◆ **Instructions for the task**
Select from the data all lines with the word "Documento".
#####
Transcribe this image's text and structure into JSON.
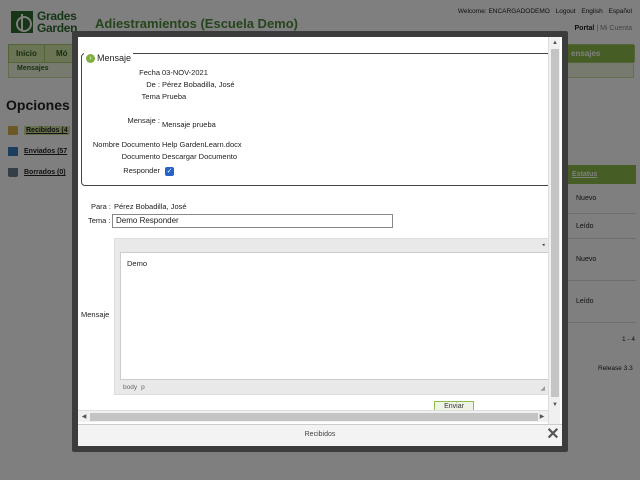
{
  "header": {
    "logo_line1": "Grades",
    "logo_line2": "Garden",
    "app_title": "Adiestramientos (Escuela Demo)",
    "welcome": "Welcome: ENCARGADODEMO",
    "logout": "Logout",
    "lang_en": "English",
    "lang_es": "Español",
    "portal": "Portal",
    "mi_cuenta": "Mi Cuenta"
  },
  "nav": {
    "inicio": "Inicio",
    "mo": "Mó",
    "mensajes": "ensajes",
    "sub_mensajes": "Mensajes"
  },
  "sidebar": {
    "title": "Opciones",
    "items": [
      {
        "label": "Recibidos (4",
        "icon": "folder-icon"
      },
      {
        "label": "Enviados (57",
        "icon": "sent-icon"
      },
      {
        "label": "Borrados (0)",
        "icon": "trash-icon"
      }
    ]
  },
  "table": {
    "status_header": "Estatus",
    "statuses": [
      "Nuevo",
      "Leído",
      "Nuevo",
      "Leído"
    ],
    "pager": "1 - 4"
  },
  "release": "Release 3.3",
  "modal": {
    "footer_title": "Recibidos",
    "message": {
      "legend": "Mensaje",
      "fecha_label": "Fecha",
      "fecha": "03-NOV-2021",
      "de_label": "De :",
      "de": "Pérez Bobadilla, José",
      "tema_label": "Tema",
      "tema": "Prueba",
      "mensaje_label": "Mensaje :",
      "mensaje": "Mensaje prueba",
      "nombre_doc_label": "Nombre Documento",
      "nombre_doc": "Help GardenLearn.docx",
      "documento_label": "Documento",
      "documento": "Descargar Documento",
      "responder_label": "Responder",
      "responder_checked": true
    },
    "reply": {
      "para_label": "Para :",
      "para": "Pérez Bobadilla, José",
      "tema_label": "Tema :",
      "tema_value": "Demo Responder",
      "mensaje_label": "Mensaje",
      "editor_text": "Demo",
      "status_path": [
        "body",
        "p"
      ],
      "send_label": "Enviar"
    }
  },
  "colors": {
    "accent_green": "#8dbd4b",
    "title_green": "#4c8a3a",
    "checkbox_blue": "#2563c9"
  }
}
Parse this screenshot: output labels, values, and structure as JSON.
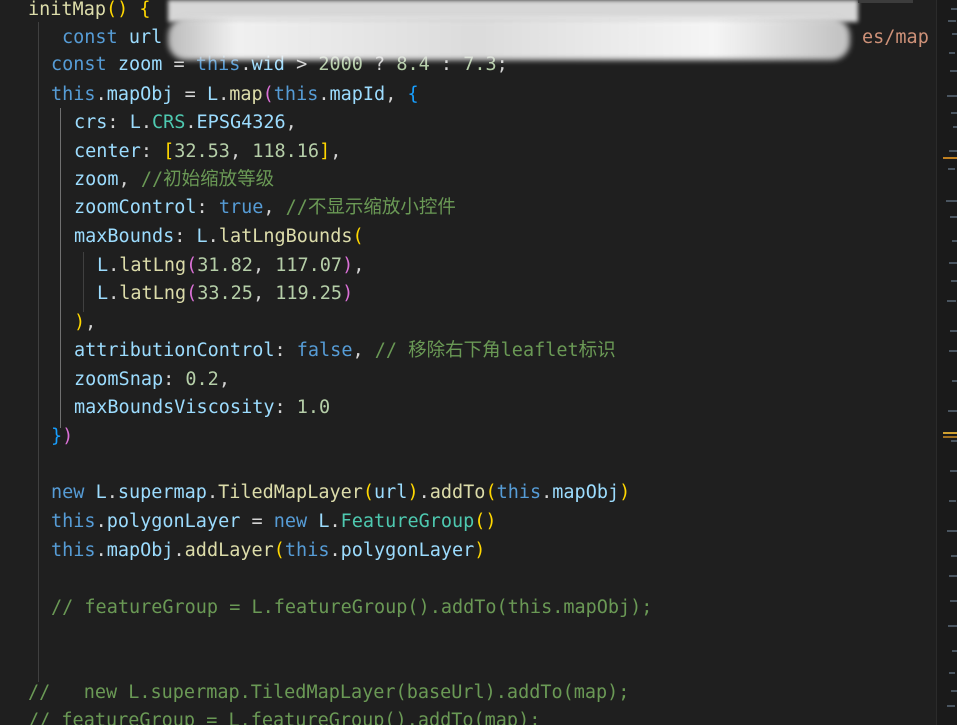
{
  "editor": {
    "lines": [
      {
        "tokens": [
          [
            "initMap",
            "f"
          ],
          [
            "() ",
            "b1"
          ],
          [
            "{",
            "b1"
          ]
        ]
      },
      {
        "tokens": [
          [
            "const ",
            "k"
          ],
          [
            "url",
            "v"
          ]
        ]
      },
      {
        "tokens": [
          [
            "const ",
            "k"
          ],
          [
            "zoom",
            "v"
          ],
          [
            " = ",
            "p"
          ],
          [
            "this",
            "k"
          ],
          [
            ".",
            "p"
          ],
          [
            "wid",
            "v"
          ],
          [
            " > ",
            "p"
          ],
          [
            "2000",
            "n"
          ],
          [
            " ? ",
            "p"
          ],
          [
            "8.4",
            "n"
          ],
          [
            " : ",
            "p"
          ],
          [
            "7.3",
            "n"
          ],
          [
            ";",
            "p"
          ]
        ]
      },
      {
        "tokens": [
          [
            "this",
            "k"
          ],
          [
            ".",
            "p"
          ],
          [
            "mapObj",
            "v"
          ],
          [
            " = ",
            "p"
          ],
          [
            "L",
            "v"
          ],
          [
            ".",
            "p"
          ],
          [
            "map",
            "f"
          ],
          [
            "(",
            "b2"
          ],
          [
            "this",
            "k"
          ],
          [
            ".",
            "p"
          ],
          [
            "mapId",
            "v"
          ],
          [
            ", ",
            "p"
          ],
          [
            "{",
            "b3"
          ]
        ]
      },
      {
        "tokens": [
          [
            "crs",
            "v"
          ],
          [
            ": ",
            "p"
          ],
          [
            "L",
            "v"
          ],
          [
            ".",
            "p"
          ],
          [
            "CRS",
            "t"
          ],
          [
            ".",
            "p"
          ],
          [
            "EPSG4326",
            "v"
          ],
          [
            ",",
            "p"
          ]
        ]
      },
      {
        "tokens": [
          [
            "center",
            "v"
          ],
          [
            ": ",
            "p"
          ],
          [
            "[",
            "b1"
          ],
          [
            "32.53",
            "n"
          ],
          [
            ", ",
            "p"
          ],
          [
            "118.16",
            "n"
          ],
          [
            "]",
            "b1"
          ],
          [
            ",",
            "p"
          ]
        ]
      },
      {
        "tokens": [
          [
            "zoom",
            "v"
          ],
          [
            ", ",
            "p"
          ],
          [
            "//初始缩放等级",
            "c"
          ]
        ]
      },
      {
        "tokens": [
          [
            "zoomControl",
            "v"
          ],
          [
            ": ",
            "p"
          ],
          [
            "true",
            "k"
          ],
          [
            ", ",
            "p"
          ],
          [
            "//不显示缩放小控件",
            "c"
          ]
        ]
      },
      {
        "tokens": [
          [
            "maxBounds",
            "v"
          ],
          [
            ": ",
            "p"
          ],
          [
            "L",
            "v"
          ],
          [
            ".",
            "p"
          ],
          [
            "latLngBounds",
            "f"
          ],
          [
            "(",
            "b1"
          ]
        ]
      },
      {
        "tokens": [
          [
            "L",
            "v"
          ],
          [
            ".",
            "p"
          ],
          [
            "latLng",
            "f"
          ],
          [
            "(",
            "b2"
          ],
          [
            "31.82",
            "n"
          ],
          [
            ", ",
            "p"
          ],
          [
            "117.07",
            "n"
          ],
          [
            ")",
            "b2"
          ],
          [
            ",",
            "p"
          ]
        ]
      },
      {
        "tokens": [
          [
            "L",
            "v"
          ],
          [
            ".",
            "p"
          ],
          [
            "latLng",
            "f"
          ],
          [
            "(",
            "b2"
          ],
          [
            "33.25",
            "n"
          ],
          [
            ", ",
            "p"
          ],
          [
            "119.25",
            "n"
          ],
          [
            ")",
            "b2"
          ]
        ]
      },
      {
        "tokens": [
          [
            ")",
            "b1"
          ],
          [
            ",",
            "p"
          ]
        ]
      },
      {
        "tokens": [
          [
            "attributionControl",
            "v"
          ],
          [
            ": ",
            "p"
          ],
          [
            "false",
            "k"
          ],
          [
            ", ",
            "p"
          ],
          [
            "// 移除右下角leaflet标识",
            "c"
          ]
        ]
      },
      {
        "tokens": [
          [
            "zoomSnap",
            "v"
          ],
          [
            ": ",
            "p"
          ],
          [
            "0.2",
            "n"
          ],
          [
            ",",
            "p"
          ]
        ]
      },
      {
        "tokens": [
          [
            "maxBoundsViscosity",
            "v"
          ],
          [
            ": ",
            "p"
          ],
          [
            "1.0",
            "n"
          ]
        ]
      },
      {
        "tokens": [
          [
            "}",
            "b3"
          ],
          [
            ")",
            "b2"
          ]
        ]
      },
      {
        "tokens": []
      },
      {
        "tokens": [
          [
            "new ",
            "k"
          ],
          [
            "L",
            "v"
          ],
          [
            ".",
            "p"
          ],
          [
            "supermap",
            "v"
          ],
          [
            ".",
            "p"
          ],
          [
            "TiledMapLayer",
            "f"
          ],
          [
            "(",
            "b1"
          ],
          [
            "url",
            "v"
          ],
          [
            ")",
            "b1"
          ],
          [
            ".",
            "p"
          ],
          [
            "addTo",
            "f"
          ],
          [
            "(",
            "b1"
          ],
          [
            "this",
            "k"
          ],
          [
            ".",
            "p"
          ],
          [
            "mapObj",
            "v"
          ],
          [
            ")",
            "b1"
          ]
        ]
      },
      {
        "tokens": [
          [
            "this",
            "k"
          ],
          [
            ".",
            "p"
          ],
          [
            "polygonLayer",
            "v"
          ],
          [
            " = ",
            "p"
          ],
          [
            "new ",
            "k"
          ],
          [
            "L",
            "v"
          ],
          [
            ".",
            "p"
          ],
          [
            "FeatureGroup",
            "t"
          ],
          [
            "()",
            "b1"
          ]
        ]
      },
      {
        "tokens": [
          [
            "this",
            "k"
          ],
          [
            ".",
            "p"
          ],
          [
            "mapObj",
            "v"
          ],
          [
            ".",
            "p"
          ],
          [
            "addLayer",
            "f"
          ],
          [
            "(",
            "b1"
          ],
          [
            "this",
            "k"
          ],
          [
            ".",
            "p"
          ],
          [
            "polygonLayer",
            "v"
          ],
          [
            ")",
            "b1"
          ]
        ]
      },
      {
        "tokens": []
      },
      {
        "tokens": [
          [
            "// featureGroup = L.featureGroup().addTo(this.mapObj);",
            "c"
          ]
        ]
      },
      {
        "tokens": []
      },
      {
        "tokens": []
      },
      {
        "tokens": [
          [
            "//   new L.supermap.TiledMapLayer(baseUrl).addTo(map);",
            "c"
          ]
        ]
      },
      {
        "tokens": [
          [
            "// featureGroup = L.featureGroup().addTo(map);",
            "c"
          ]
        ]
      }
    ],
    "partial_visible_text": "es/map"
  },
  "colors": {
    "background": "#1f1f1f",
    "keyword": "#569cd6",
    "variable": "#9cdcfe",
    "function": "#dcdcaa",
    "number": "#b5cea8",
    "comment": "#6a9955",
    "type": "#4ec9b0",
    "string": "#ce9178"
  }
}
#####
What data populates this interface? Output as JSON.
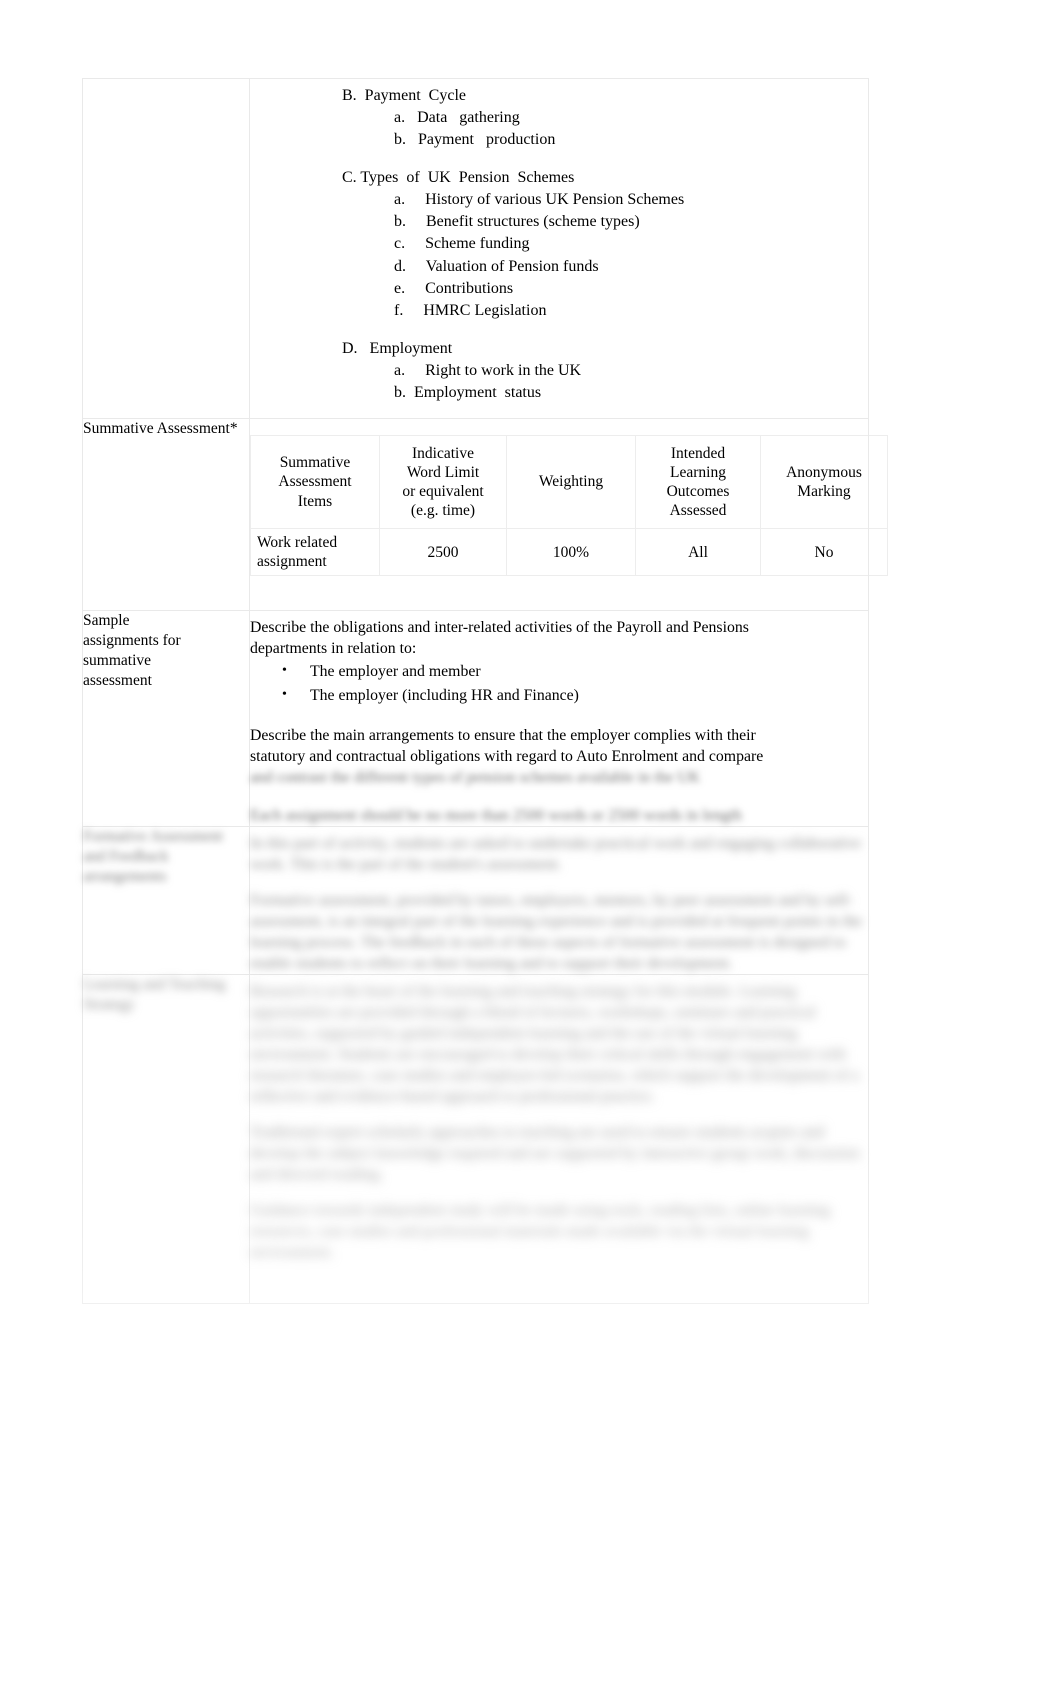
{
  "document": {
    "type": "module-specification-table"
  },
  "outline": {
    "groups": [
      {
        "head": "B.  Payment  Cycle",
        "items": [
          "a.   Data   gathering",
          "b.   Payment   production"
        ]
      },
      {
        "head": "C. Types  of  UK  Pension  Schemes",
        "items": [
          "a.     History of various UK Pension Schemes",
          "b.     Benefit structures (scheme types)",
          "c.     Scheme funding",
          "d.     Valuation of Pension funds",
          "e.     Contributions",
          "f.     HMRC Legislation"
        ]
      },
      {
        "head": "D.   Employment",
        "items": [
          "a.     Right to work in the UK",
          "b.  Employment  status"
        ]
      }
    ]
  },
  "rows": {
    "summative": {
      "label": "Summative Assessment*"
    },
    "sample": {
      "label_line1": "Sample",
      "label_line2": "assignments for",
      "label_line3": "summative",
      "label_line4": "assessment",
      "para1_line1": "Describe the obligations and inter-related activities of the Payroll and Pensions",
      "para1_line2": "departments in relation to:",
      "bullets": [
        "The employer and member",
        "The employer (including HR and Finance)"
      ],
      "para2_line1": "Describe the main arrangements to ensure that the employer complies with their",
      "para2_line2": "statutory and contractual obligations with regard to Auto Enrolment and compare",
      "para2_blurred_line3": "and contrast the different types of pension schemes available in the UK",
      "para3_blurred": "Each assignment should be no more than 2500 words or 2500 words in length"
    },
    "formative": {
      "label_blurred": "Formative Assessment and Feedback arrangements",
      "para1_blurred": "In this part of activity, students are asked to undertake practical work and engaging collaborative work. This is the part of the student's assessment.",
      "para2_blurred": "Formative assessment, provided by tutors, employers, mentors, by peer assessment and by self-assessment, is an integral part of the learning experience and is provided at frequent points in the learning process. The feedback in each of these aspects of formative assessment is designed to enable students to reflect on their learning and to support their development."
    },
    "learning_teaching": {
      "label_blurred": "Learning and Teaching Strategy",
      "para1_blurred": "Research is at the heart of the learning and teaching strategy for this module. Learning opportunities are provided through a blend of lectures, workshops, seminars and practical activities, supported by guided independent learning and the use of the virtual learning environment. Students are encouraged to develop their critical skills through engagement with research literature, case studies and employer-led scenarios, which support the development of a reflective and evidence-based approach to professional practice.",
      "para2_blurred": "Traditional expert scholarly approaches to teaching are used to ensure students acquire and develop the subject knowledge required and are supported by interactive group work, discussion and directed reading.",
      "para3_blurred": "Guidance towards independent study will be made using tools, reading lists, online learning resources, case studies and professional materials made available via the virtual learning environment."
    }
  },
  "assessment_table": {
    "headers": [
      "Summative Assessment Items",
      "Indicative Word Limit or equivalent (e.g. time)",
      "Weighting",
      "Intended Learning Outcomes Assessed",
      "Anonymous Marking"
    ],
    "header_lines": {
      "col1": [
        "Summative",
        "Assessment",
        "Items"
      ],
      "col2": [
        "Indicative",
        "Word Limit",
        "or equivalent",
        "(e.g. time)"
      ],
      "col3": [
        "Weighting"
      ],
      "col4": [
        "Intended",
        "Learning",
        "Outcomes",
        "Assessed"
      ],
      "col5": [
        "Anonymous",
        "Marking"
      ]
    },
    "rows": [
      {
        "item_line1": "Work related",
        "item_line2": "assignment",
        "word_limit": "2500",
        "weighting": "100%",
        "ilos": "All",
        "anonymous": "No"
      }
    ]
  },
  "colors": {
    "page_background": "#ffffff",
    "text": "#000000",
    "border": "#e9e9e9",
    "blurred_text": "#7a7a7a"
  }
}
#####
◆ **Answer box**
      "nombre_doc_label": "Nombre Documento",
      "documento_label": "Documento",
      "documento": "Descargar Documento",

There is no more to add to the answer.